PALMDALE – The city of Palmdale’s public art program is hosting a Little Antelopes on Parade Kids Coloring Contest in conjunction with the Antelopes on Parade celebration throughout the Antelope Valley.
“We miss seeing our littlest community members around town at community events and at our programs, so we are asking for their help with an important project,” said Palmdale’s Public Art Coordinator George Davis. “We want to collect as many colorful pronghorn antelopes as we can to brighten up our offices and facilities.”
Participants need to download the city-approved coloring sheet at www.cityofpalmdale.org/1008/Antelopes-on-Parade-Kids-Coloring-Contest.

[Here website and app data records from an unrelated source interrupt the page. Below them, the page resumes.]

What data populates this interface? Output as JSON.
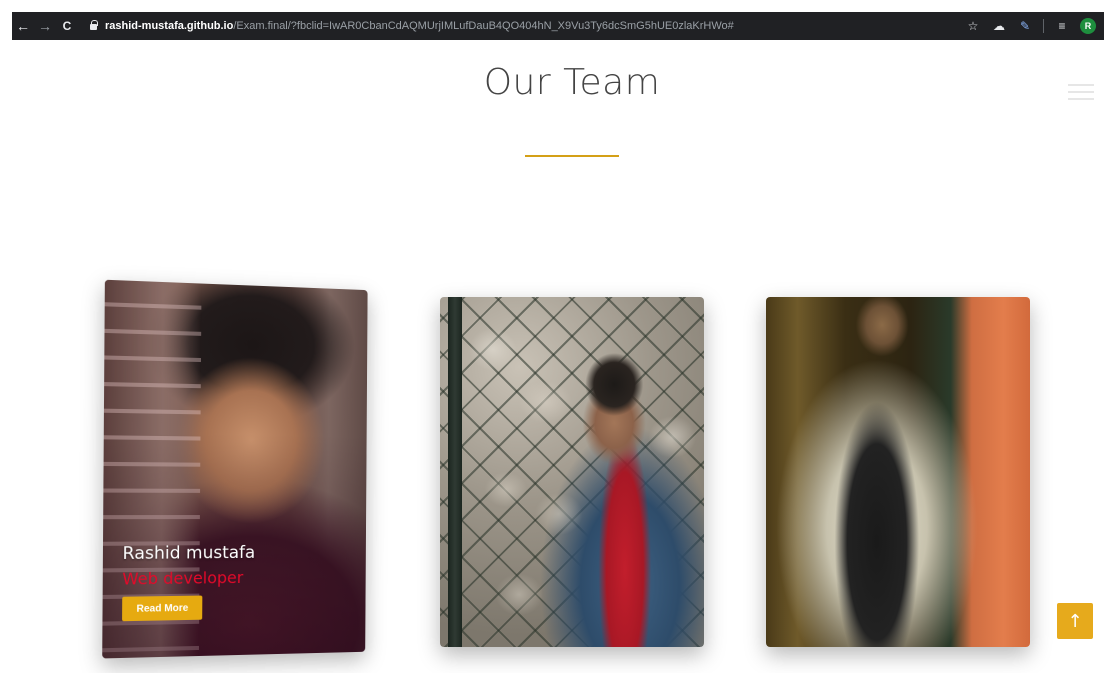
{
  "browser": {
    "back_icon": "←",
    "forward_icon": "→",
    "reload_icon": "C",
    "url_host": "rashid-mustafa.github.io",
    "url_path": "/Exam.final/?fbclid=IwAR0CbanCdAQMUrjIMLufDauB4QO404hN_X9Vu3Ty6dcSmG5hUE0zlaKrHWo#",
    "star_icon": "☆",
    "extension_icon": "☁",
    "pen_icon": "✎",
    "media_icon": "≡",
    "profile_initial": "R"
  },
  "page": {
    "title": "Our Team",
    "accent_color": "#d4a017"
  },
  "team": [
    {
      "name": "Rashid mustafa",
      "role": "Web developer",
      "button_label": "Read More"
    }
  ],
  "scroll_top_icon": "↑"
}
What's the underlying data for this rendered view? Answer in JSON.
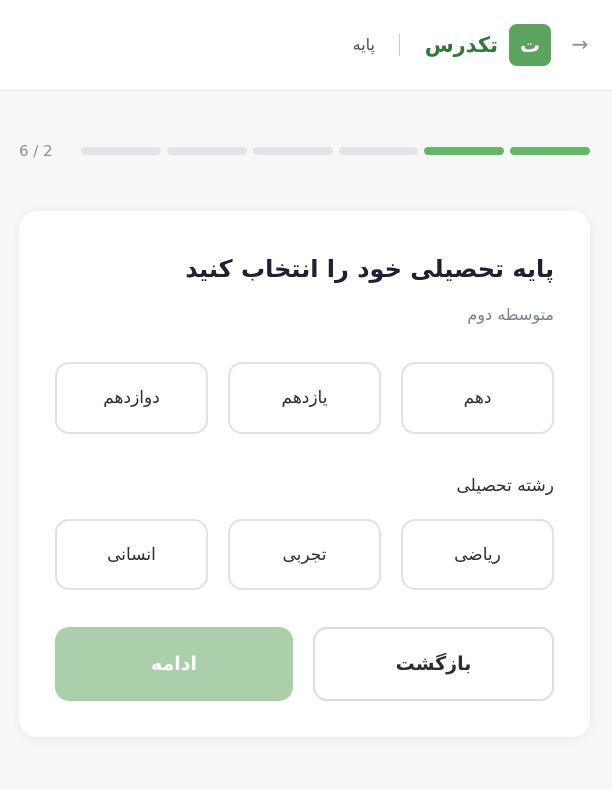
{
  "header": {
    "back_arrow": "→",
    "logo_letter": "ت",
    "brand_name": "تکدرس",
    "breadcrumb": "پایه"
  },
  "progress": {
    "current": 2,
    "total": 6,
    "counter_text": "6 / 2"
  },
  "card": {
    "title": "پایه تحصیلی خود را انتخاب کنید",
    "subtitle": "متوسطه دوم",
    "grades": [
      "دهم",
      "یازدهم",
      "دوازدهم"
    ],
    "field_label": "رشته تحصیلی",
    "fields": [
      "ریاضی",
      "تجربی",
      "انسانی"
    ],
    "back_label": "بازگشت",
    "continue_label": "ادامه"
  },
  "colors": {
    "brand": "#5ba35f",
    "progress_done": "#63b765",
    "progress_todo": "#e3e4e7",
    "continue_disabled": "#abcfa9"
  },
  "icons": {
    "back": "arrow-right-icon",
    "logo": "logo-badge-icon"
  }
}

The suggested theme is fall, but other themes and options are acceptable. There are four age categories: 3 and under, ages 4 to 6, ages 7 to 9, and ages 10 to 12. Winners in each category will receive a recreation surprise bag.

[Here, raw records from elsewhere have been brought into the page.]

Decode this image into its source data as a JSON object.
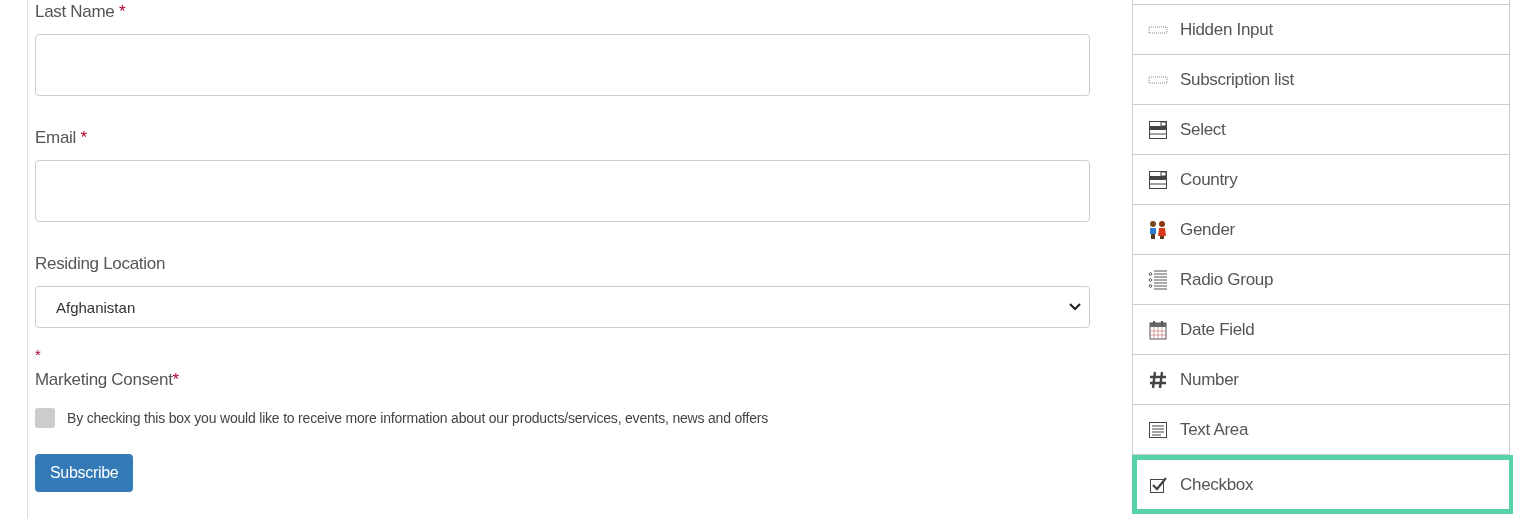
{
  "form": {
    "fields": [
      {
        "kind": "text",
        "label": "Last Name",
        "required_mark": "*"
      },
      {
        "kind": "text",
        "label": "Email",
        "required_mark": "*"
      },
      {
        "kind": "select",
        "label": "Residing Location",
        "value": "Afghanistan"
      }
    ],
    "consent": {
      "top_mark": "*",
      "label": "Marketing Consent",
      "required_mark": "*",
      "text": "By checking this box you would like to receive more information about our products/services, events, news and offers",
      "checked": false
    },
    "button": "Subscribe"
  },
  "palette": {
    "items": [
      {
        "kind": "hidden",
        "label": "Hidden Input",
        "selected": false
      },
      {
        "kind": "hidden",
        "label": "Subscription list",
        "selected": false
      },
      {
        "kind": "select",
        "label": "Select",
        "selected": false
      },
      {
        "kind": "select",
        "label": "Country",
        "selected": false
      },
      {
        "kind": "gender",
        "label": "Gender",
        "selected": false
      },
      {
        "kind": "radio",
        "label": "Radio Group",
        "selected": false
      },
      {
        "kind": "date",
        "label": "Date Field",
        "selected": false
      },
      {
        "kind": "number",
        "label": "Number",
        "selected": false
      },
      {
        "kind": "textarea",
        "label": "Text Area",
        "selected": false
      },
      {
        "kind": "checkbox",
        "label": "Checkbox",
        "selected": true
      }
    ]
  }
}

Entries are due by Thursday, Oct. 22, at 5 p.m.
Submit entries online using the “Submit Your Entry” link on the website, in-person or by mail at the City of Palmdale Parks and Recreation Office, 38260 10th St. East, Palmdale, CA 93550. Limit one entry per person.

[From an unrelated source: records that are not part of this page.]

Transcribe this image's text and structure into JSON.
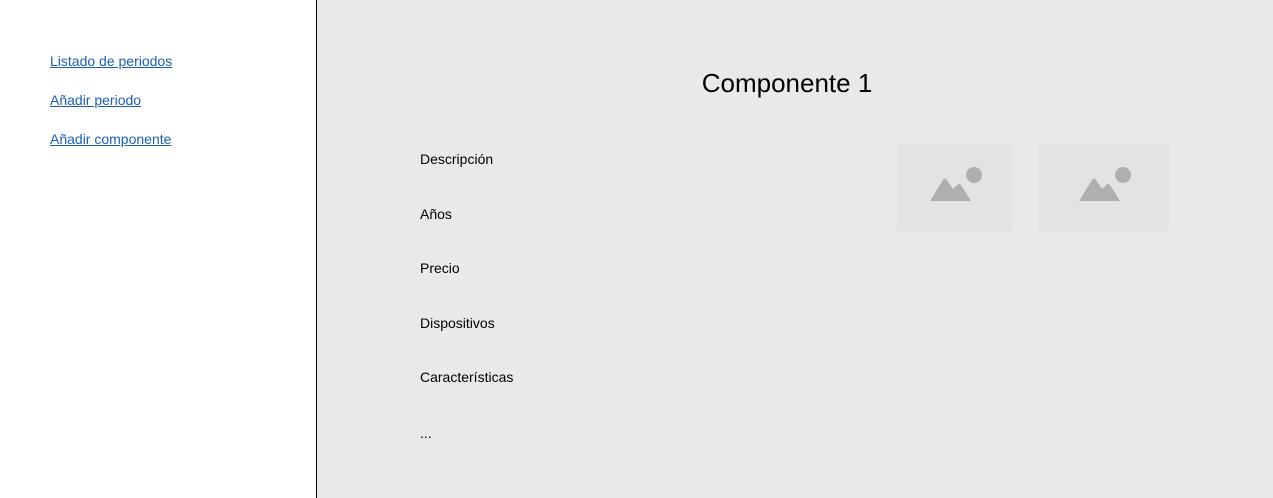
{
  "sidebar": {
    "links": [
      {
        "label": "Listado de periodos"
      },
      {
        "label": "Añadir periodo"
      },
      {
        "label": "Añadir componente"
      }
    ]
  },
  "main": {
    "title": "Componente 1",
    "fields": [
      {
        "label": "Descripción"
      },
      {
        "label": "Años"
      },
      {
        "label": "Precio"
      },
      {
        "label": "Dispositivos"
      },
      {
        "label": "Características"
      },
      {
        "label": "..."
      }
    ],
    "images": [
      {
        "icon": "image-placeholder-icon"
      },
      {
        "icon": "image-placeholder-icon"
      }
    ]
  },
  "colors": {
    "link": "#1a5fb4",
    "main_background": "#e9e9e9",
    "placeholder_background": "#e3e3e3",
    "placeholder_icon": "#afafaf"
  }
}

Winners will be announced on Facebook at Palmdale Parks & Recreation on Monday, Oct. 26.
For more information, call 661-267-5611.
About Antelopes on Parade
Taking place every 10 years, Antelopes on Parade celebrates the richness of the region by inviting artists from the Antelope Valley and surrounding mountain and desert communities to create original artworks on 54-inch-tall by 40-inch-wide fiberglass antelope sculptures.
Eight antelope designs will be selected to be produced by the submitting artist and put on display throughout Palmdale and Lancaster.
[Information via news release from the city of Palmdale.]
5 comments for "Palmdale to host Little Antelopes on Parade Kids Coloring Contest"
There’s no lake, in Lake Los Angeles. There is not one antelope, in the Antelope Valley.
Not much on AV history are u? Lake LA did have a man made lake out there a very long time ago but the town voted to let it dry up. Also it is believed that the valley got its name not from Antelopes, but from antelope jackrabbits, named after their very long ears that hunters would mistake for an Antelope with its head close to the ground. Back then I’m sure there were 10s of thousands out here. So there u go sir.
We used to have Pronghorn antelope. They were even reintroduced to Tejon Ranch back in 1985. LA Times had a nice write up about it.
Thanks for that. I had asked about that in the past and that was the answer I got. Kind of fishy, but possible due to the amount of rabbits here. Do pronghorn look like regular antelopes?
Yep, short little horns, skinny bodies, little front legs, leaping back legs, small tail.
It appears they migrated over towards the coast, and one site said the northeast corner of the state has a wild herd.